No split for Old Mutual’s local business

Old Mutual Namibia says local operations will not be affected by London headquartered Old Mutual Plc’s decision to implement a management separation process.
The insurance giant announced in March that it would split its businesses into Nedbank, Old Mutual Asset Management, Old Mutual Emerging Markets and Old Mutual Wealth (OMW).
But in an interview with the Windhoek Observer this week, Old Mutual Namibia Spokesperson Quinten Potgieter said the development, which Old Mutual PLC says is progressing well, will not have a direct impact locally as the Namibian operations will continue to be part of the Old Mutual Emerging Markets business.
“There is no change. They continue with their existing local operational structures and local boards as part of the Old Mutual Emerging Markets business,” Potgieter said.
According to the group’s plan, which aims to reduce the holding company’s debt through asset disposals, Old Mutual Plc will retain mainly the Old Mutual Emerging Markets (OMEM) business by unbundling its United States and United Kingdom operations, among others.
The insurance group will also cede a portion of 54.1 percent shareholding in banking group, Nedbank, to a newly-created South African holding company, which will be used to distribute Old Mutual group’s shareholding in Nedbank to shareholders on the register of the new South African holding company.
This would leave Old Mutual Emerging Markets (OMEM) as the principal business within that group.
Old Mutual Emerging Markets operates in 18 countries across Asia, Africa and Latin America, namely Botswana, China, Colombia, Ghana, India, Kenya, Malawi, Mexico, Namibia, Nigeria, Rwanda, South Africa, South Sudan, Swaziland, Tanzania, Uganda, Uruguay and Zimbabwe.
Speculation has been rife that the business split my benefit locals through the separate listings of the group’s Namibian interest on the Namibian Stock Exchange to allow the participation of locals in the business, with Nedbank Namibia recently revealing that it would consider a local listing, but Potgieter said the company is still weighing its options.

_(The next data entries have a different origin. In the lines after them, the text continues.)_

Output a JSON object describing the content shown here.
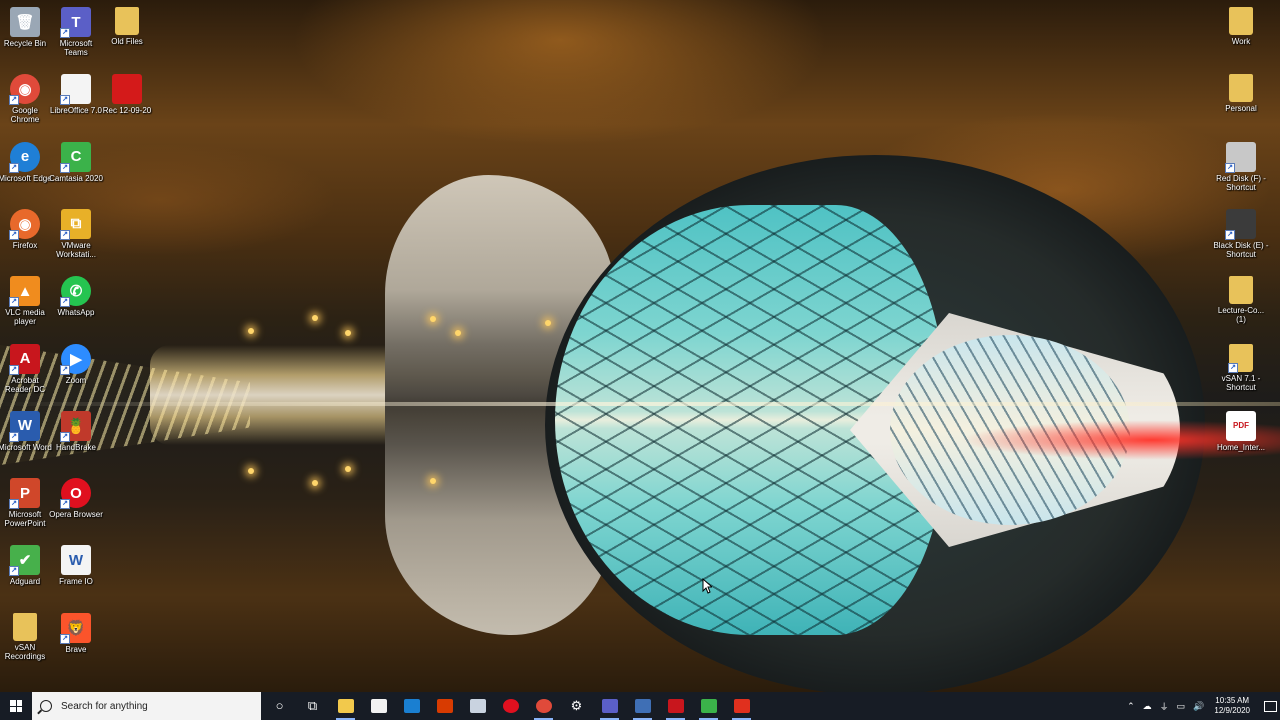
{
  "desktop_icons_left": [
    {
      "label": "Recycle Bin",
      "icon": "recycle-bin-icon",
      "color": "#9aa7b5",
      "glyph": "🗑",
      "col": 0,
      "row": 0
    },
    {
      "label": "Microsoft Teams",
      "icon": "teams-icon",
      "color": "#5b5fc7",
      "glyph": "T",
      "col": 1,
      "row": 0
    },
    {
      "label": "Old Files",
      "icon": "folder-icon",
      "color": "#e8c25a",
      "glyph": "",
      "col": 2,
      "row": 0
    },
    {
      "label": "Google Chrome",
      "icon": "chrome-icon",
      "color": "#e04a3a",
      "glyph": "◉",
      "col": 0,
      "row": 1
    },
    {
      "label": "LibreOffice 7.0",
      "icon": "libreoffice-icon",
      "color": "#f4f4f4",
      "glyph": "",
      "col": 1,
      "row": 1
    },
    {
      "label": "Rec 12-09-20",
      "icon": "video-file-icon",
      "color": "#d41a1a",
      "glyph": "",
      "col": 2,
      "row": 1
    },
    {
      "label": "Microsoft Edge",
      "icon": "edge-icon",
      "color": "#1f7fd6",
      "glyph": "e",
      "col": 0,
      "row": 2
    },
    {
      "label": "Camtasia 2020",
      "icon": "camtasia-icon",
      "color": "#3bb24a",
      "glyph": "C",
      "col": 1,
      "row": 2
    },
    {
      "label": "Firefox",
      "icon": "firefox-icon",
      "color": "#e8692b",
      "glyph": "◉",
      "col": 0,
      "row": 3
    },
    {
      "label": "VMware Workstati...",
      "icon": "vmware-icon",
      "color": "#e8b028",
      "glyph": "⧉",
      "col": 1,
      "row": 3
    },
    {
      "label": "VLC media player",
      "icon": "vlc-icon",
      "color": "#f08c1e",
      "glyph": "▲",
      "col": 0,
      "row": 4
    },
    {
      "label": "WhatsApp",
      "icon": "whatsapp-icon",
      "color": "#25c450",
      "glyph": "✆",
      "col": 1,
      "row": 4
    },
    {
      "label": "Acrobat Reader DC",
      "icon": "acrobat-icon",
      "color": "#c8161d",
      "glyph": "A",
      "col": 0,
      "row": 5
    },
    {
      "label": "Zoom",
      "icon": "zoom-icon",
      "color": "#2d8cff",
      "glyph": "▶",
      "col": 1,
      "row": 5
    },
    {
      "label": "Microsoft Word",
      "icon": "word-icon",
      "color": "#2a5cae",
      "glyph": "W",
      "col": 0,
      "row": 6
    },
    {
      "label": "HandBrake",
      "icon": "handbrake-icon",
      "color": "#c0392b",
      "glyph": "🍍",
      "col": 1,
      "row": 6
    },
    {
      "label": "Microsoft PowerPoint",
      "icon": "powerpoint-icon",
      "color": "#d0472a",
      "glyph": "P",
      "col": 0,
      "row": 7
    },
    {
      "label": "Opera Browser",
      "icon": "opera-icon",
      "color": "#e0101f",
      "glyph": "O",
      "col": 1,
      "row": 7
    },
    {
      "label": "Adguard",
      "icon": "adguard-icon",
      "color": "#47b04b",
      "glyph": "✔",
      "col": 0,
      "row": 8
    },
    {
      "label": "Frame IO",
      "icon": "document-icon",
      "color": "#f4f4f4",
      "glyph": "W",
      "col": 1,
      "row": 8
    },
    {
      "label": "vSAN Recordings",
      "icon": "folder-icon",
      "color": "#e8c25a",
      "glyph": "",
      "col": 0,
      "row": 9
    },
    {
      "label": "Brave",
      "icon": "brave-icon",
      "color": "#fb542b",
      "glyph": "🦁",
      "col": 1,
      "row": 9
    }
  ],
  "desktop_icons_right": [
    {
      "label": "Work",
      "icon": "folder-icon",
      "color": "#e8c25a",
      "glyph": "",
      "row": 0
    },
    {
      "label": "Personal",
      "icon": "folder-icon",
      "color": "#e8c25a",
      "glyph": "",
      "row": 1
    },
    {
      "label": "Red Disk (F) - Shortcut",
      "icon": "drive-icon",
      "color": "#c8c8c8",
      "glyph": "",
      "row": 2
    },
    {
      "label": "Black Disk (E) - Shortcut",
      "icon": "drive-icon",
      "color": "#3b3b3b",
      "glyph": "",
      "row": 3
    },
    {
      "label": "Lecture-Co... (1)",
      "icon": "folder-icon",
      "color": "#e8c25a",
      "glyph": "",
      "row": 4
    },
    {
      "label": "vSAN 7.1 - Shortcut",
      "icon": "folder-icon",
      "color": "#e8c25a",
      "glyph": "",
      "row": 5
    },
    {
      "label": "Home_Inter...",
      "icon": "pdf-icon",
      "color": "#ffffff",
      "glyph": "PDF",
      "row": 6
    }
  ],
  "taskbar": {
    "search_placeholder": "Search for anything",
    "pinned": [
      {
        "name": "cortana-icon",
        "color": "transparent",
        "open": false,
        "glyph": "○"
      },
      {
        "name": "task-view-icon",
        "color": "transparent",
        "open": false,
        "glyph": "⧉"
      },
      {
        "name": "file-explorer-icon",
        "color": "#f2c94c",
        "open": true,
        "glyph": ""
      },
      {
        "name": "store-icon",
        "color": "#f2f2f2",
        "open": false,
        "glyph": ""
      },
      {
        "name": "mail-icon",
        "color": "#1a7fd1",
        "open": false,
        "glyph": ""
      },
      {
        "name": "office-icon",
        "color": "#d83b01",
        "open": false,
        "glyph": ""
      },
      {
        "name": "snip-icon",
        "color": "#c9d3e0",
        "open": false,
        "glyph": ""
      },
      {
        "name": "opera-icon",
        "color": "#e0101f",
        "open": false,
        "glyph": ""
      },
      {
        "name": "chrome-icon",
        "color": "#e04a3a",
        "open": true,
        "glyph": ""
      },
      {
        "name": "settings-icon",
        "color": "transparent",
        "open": false,
        "glyph": "⚙"
      },
      {
        "name": "teams-icon",
        "color": "#5b5fc7",
        "open": true,
        "glyph": ""
      },
      {
        "name": "remote-desktop-icon",
        "color": "#3f6fb5",
        "open": true,
        "glyph": ""
      },
      {
        "name": "acrobat-icon",
        "color": "#c8161d",
        "open": true,
        "glyph": ""
      },
      {
        "name": "camtasia-icon",
        "color": "#3bb24a",
        "open": true,
        "glyph": ""
      },
      {
        "name": "camtasia-recorder-icon",
        "color": "#e0301e",
        "open": true,
        "glyph": ""
      }
    ],
    "tray_icons": [
      "chevron-up-icon",
      "cloud-icon",
      "usb-icon",
      "network-icon",
      "volume-icon"
    ],
    "clock_time": "10:35 AM",
    "clock_date": "12/9/2020"
  }
}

“The Old Mutual Namibia Group is looking at all various options in preparation of the enactment of the New Equitable Economic Empowerment Framework (NEEEF),” he said.
Commenting on the local operations performance, the Old Mutual Namibia Spokesman said the company’s short-term business has been negatively affected by the economic slowdown, which has seen consumer disposable incomes dwindling and government spending significantly reduced on items such as cars, among others, were it draws most of its businesses.
“Our short term protection offering has been negatively impacted in line with the general slowdown as manifested by lower sales of assets (buildings, vehicles, equipment, furniture etc.) that require protection.
“While the economic slowdown is most definitely felt by all Namibians, our efforts to partner and advise customers  in a way that meets their expectations while considering their individual unique circumstances  and our ability to tailor our products offering with flexible benefits and affordable pricing has allowed our valued customers  to retain their savings and risk products.”
The Old Mutual unit’s challenges come as the local insurance sector is poised for tough times ahead, with financial services industry regulator, the Namibia Financial Institutions Supervisory Authority (Namfisa) warning early in the year of the negative impact of a slowing economy and rising inflation on the sector.
The country’s economy is expected to slow down to 4.3 percent this year, before rising to 5.9 percent in 2017 according to the Namibia of Namibia.